If ever there’s a game to make a reviewer sound like a hippy (or a hippy-hater, if it’s a negative review), ThatGameCompany has been developing them; Flow, the Flash game gone PSN Sixaxis downloadable, then Flower, the game with a pretty unsubtle environmentalist tone to it, and now Journey, a game with the lofty ambitions of provoking wonder and emotions from the humble position of a PSN downloadable title.
If it’s one thing that Journey’s full of, it’s mystery. Some of the mysteries will probably be unravelled through internet message boards if not by personal experimentation, but it’s almost worth not investigating the former, as the mystery of the game helps really drive the sense of wonder which punctuates so many moments throughout the experience.
This is destined to be a very short review, simply because of how uncomplicated the game is, and the desire I have not to spoil anything for anyone. Which is funny, since spoiling The Journey isn’t like spoiling other games, by revealing major plot points or twists in the tale, since the story in Journey is very minimalist, and told with pictograms rather than words. No, spoiling Journey would be to describe the various things you’ll encounter, and the places you’ll see.

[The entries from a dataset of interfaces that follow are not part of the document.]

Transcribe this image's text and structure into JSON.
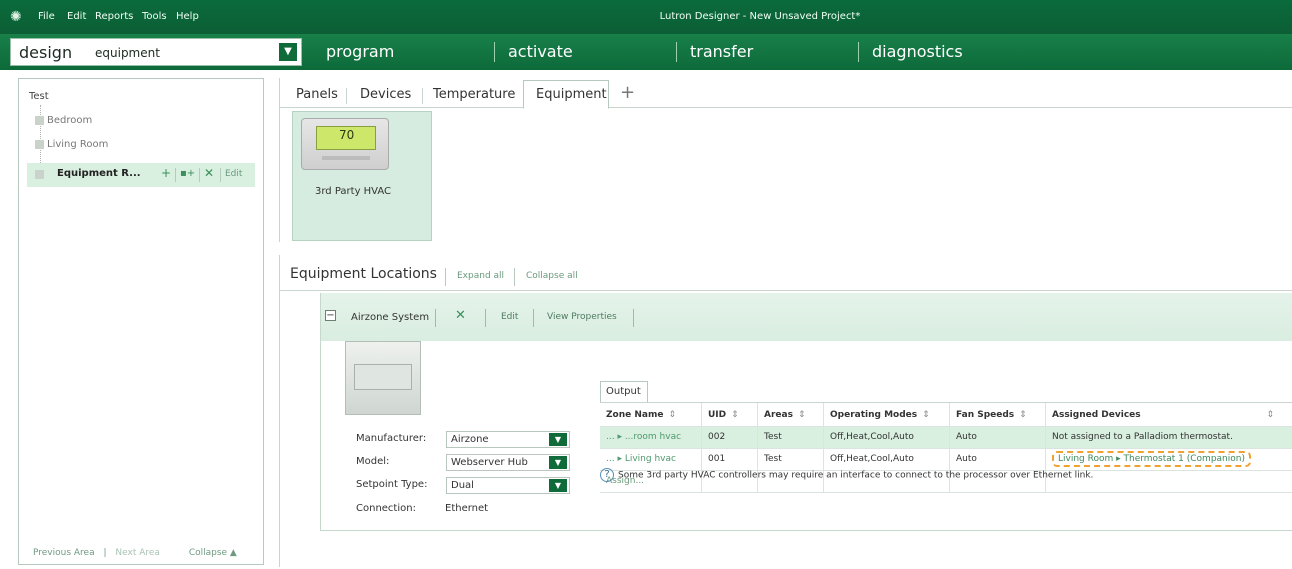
{
  "titlebar": {
    "menu": [
      "File",
      "Edit",
      "Reports",
      "Tools",
      "Help"
    ],
    "title": "Lutron Designer - New Unsaved Project*"
  },
  "nav": {
    "design_label": "design",
    "design_dropdown_value": "equipment",
    "items": [
      "program",
      "activate",
      "transfer",
      "diagnostics"
    ]
  },
  "tree": {
    "root": "Test",
    "nodes": [
      "Bedroom",
      "Living Room"
    ],
    "selected": "Equipment R...",
    "selected_edit": "Edit",
    "footer_prev": "Previous Area",
    "footer_sep": "|",
    "footer_next": "Next Area",
    "footer_collapse": "Collapse ▲"
  },
  "tabs": {
    "items": [
      "Panels",
      "Devices",
      "Temperature",
      "Equipment"
    ],
    "active": "Equipment",
    "add": "+"
  },
  "device_tile": {
    "label": "3rd Party HVAC",
    "display_temp": "70"
  },
  "equipment_locations": {
    "title": "Equipment Locations",
    "expand_all": "Expand all",
    "collapse_all": "Collapse all"
  },
  "system": {
    "name": "Airzone System",
    "edit": "Edit",
    "view_properties": "View Properties",
    "props": {
      "manufacturer_label": "Manufacturer:",
      "manufacturer_value": "Airzone",
      "model_label": "Model:",
      "model_value": "Webserver Hub",
      "setpoint_label": "Setpoint Type:",
      "setpoint_value": "Dual",
      "connection_label": "Connection:",
      "connection_value": "Ethernet"
    }
  },
  "output": {
    "tab_label": "Output",
    "columns": [
      "Zone Name",
      "UID",
      "Areas",
      "Operating Modes",
      "Fan Speeds",
      "Assigned Devices"
    ],
    "rows": [
      {
        "zone": "... ▸ ...room hvac",
        "uid": "002",
        "areas": "Test",
        "modes": "Off,Heat,Cool,Auto",
        "fan": "Auto",
        "assigned": "Not assigned to a Palladiom thermostat."
      },
      {
        "zone": "... ▸ Living hvac",
        "uid": "001",
        "areas": "Test",
        "modes": "Off,Heat,Cool,Auto",
        "fan": "Auto",
        "assigned": "Living Room ▸ Thermostat 1 (Companion)"
      }
    ],
    "assign_link": "Assign...",
    "note": "Some 3rd party HVAC controllers may require an interface to connect to the processor over Ethernet link."
  },
  "colors": {
    "brand_green": "#0d6a3a",
    "selection_green": "#d9efdf",
    "highlight_orange": "#f0a231"
  }
}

Mechanically, Journey is no more complex. You can jump, move about, and you can release a kind of pinging musical note. The jump is sort of more of a ‘fly’ type move, which has a meter in the form of the players scarf. White characters disappear from the scarf the more the higher the player goes, and ones they’re gone, they’ll float back to earth. Scarves are a recurring motif in the game, with various wild scarves swarming around, which will recharge the player, and there needs to be scarves in the landscape that need to be interacted with, oftentimes in unexpected ways, but never in a way that’s hard or frustrating to work out.
Journey has a kind of ambient multiplayer aspect to it, whereby random players will find themselves paired up in their respective games. Though there’s limited interactivity between players, you can help each other, but absolutely no room for griefing or trolling. Since it happens almost anonymously and without explicit communication, there’s a level of mystery that remains consistent with the rest of the game.
The Bottom Line:
Journey isn’t your average game. Instead of challenging the player and urging them to overcome things, it fills them with an easy sense of enjoyment. It won’t be for everyone; if you play games simply for the energising joy of adversity, competition, and being challenged, then you might find Journey to be a bore. If, however, you have an open mind and room within just to chill out, you will find Journey to be a perfect few hours.